Furcal has been maybe the best NL shortstop in the league over the last five years or so, and as a Brave product who helped to extend the string of division titles past where it perhaps deserved to be based on the peak of players like Jones, Maddux, Glavine, et al. But he’s not going into the hall. He’s a middling hitter in a historical context, and though he has tools, he’s not as good defensively according to UZR as he sometimes gets compared to.
McCann is only 25, is currently the leagues best hitting catcher, but didn’t play that much as a rookie in the 14th consecutive division championship, so putting him on this list might be out of context in the spirit of the list. His 122 OPS+ is excellent for a young catcher, and while it way too early to make a hall of fame case, he’s on the right track.

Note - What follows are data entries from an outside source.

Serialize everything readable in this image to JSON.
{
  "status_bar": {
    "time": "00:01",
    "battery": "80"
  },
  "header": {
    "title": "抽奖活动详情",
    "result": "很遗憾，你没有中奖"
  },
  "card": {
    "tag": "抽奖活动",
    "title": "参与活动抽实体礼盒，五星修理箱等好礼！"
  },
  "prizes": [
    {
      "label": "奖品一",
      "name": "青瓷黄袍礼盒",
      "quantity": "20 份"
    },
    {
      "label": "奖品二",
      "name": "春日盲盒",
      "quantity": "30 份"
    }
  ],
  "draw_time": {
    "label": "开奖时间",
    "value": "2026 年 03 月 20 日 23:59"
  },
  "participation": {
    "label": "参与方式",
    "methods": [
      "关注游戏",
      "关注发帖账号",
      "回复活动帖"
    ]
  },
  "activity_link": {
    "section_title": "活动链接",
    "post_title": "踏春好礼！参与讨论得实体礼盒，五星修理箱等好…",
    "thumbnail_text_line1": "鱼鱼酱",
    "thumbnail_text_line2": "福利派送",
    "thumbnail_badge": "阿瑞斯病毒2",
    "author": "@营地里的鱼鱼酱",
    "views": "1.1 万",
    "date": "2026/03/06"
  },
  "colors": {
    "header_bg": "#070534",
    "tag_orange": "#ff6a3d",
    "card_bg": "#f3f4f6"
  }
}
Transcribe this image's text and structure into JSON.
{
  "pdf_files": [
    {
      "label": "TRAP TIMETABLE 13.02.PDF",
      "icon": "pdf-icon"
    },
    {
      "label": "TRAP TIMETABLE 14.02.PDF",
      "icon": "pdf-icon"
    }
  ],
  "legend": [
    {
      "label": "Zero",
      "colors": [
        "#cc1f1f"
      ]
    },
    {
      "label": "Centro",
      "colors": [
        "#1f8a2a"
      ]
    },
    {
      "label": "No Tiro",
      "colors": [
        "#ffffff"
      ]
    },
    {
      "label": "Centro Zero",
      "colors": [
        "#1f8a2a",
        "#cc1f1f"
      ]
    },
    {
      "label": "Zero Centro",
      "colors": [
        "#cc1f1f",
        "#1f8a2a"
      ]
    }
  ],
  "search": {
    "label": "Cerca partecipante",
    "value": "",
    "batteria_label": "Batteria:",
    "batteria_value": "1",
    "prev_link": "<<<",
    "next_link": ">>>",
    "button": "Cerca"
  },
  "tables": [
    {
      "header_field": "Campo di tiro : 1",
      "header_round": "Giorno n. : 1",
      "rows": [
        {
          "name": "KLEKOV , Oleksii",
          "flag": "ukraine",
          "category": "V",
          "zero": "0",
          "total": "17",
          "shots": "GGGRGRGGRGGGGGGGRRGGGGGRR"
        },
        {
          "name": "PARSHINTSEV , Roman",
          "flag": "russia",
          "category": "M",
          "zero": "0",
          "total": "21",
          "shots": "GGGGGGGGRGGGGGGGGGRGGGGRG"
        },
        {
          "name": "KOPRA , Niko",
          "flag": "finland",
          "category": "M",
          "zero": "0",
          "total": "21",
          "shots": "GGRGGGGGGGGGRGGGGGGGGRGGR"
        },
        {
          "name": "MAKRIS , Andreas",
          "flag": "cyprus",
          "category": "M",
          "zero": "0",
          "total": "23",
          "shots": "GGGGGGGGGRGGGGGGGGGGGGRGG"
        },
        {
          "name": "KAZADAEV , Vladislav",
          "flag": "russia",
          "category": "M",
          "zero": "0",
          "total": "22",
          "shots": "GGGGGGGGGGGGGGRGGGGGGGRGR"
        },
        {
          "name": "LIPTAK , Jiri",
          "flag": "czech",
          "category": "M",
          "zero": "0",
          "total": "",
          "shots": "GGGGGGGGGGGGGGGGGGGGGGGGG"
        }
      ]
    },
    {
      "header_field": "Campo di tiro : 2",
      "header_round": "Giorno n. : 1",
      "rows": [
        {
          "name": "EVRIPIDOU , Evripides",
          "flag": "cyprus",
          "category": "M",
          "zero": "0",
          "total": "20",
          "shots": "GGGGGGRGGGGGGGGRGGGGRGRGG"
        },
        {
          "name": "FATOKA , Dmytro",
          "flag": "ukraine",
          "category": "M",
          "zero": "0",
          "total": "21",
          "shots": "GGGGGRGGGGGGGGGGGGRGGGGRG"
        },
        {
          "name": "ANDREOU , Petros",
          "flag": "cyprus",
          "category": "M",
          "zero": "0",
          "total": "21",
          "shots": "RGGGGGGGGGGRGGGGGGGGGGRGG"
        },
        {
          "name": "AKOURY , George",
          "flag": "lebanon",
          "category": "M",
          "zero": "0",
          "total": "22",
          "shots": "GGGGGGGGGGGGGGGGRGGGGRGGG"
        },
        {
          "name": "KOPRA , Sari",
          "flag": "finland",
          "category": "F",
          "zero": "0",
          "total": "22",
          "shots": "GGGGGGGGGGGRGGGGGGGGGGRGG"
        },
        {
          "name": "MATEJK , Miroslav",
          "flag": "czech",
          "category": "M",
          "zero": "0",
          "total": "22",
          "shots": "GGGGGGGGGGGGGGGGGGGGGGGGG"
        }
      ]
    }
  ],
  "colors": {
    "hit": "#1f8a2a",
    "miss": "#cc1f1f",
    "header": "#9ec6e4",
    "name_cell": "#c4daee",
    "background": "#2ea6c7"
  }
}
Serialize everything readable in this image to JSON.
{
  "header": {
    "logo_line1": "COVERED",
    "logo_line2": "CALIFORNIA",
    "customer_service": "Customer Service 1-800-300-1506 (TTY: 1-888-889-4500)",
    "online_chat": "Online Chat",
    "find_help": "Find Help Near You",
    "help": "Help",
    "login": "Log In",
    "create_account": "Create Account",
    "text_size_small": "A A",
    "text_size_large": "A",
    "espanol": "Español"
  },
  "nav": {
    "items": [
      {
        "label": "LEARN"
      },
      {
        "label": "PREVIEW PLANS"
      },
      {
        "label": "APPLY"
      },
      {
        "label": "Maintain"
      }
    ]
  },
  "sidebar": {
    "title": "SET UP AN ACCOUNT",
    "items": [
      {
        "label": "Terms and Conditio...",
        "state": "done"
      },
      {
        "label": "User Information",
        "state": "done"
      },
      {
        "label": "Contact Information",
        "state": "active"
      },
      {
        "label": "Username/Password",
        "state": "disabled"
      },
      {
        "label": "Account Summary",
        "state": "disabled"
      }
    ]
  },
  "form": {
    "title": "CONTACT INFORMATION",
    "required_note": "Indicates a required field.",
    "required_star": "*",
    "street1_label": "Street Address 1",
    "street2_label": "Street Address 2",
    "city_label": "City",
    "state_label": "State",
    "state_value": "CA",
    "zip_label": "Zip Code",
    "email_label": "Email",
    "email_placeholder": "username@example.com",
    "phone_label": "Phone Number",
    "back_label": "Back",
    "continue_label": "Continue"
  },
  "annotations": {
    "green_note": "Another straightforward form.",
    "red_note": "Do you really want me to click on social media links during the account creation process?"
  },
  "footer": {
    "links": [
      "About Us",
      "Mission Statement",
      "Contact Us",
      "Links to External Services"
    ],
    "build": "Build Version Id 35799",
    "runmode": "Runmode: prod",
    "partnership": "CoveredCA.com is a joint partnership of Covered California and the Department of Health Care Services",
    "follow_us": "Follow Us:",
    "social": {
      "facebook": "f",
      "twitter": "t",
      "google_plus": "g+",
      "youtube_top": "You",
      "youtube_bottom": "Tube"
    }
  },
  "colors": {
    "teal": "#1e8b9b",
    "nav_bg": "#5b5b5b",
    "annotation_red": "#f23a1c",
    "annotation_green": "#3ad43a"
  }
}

The interesting thing is that not one of these players fits nicely into the era in question, save Andruw Jones perhaps. But after looking at a lot of the fringe hall of famers from this era, I think I’m going to have to side with the over. I feel like the Braves should have about 6 hall of famers from the era, so 5 seems incredibly reasonable. I’m sold on the hall cases of Fred McGriff and Andruw Jones, and when you add them to a list that includes John Smoltz, Greg Maddux, Chipper Jones, and Tom Glavine, I’d say that this era of Braves dominance will be well represented in Cooperstown one day.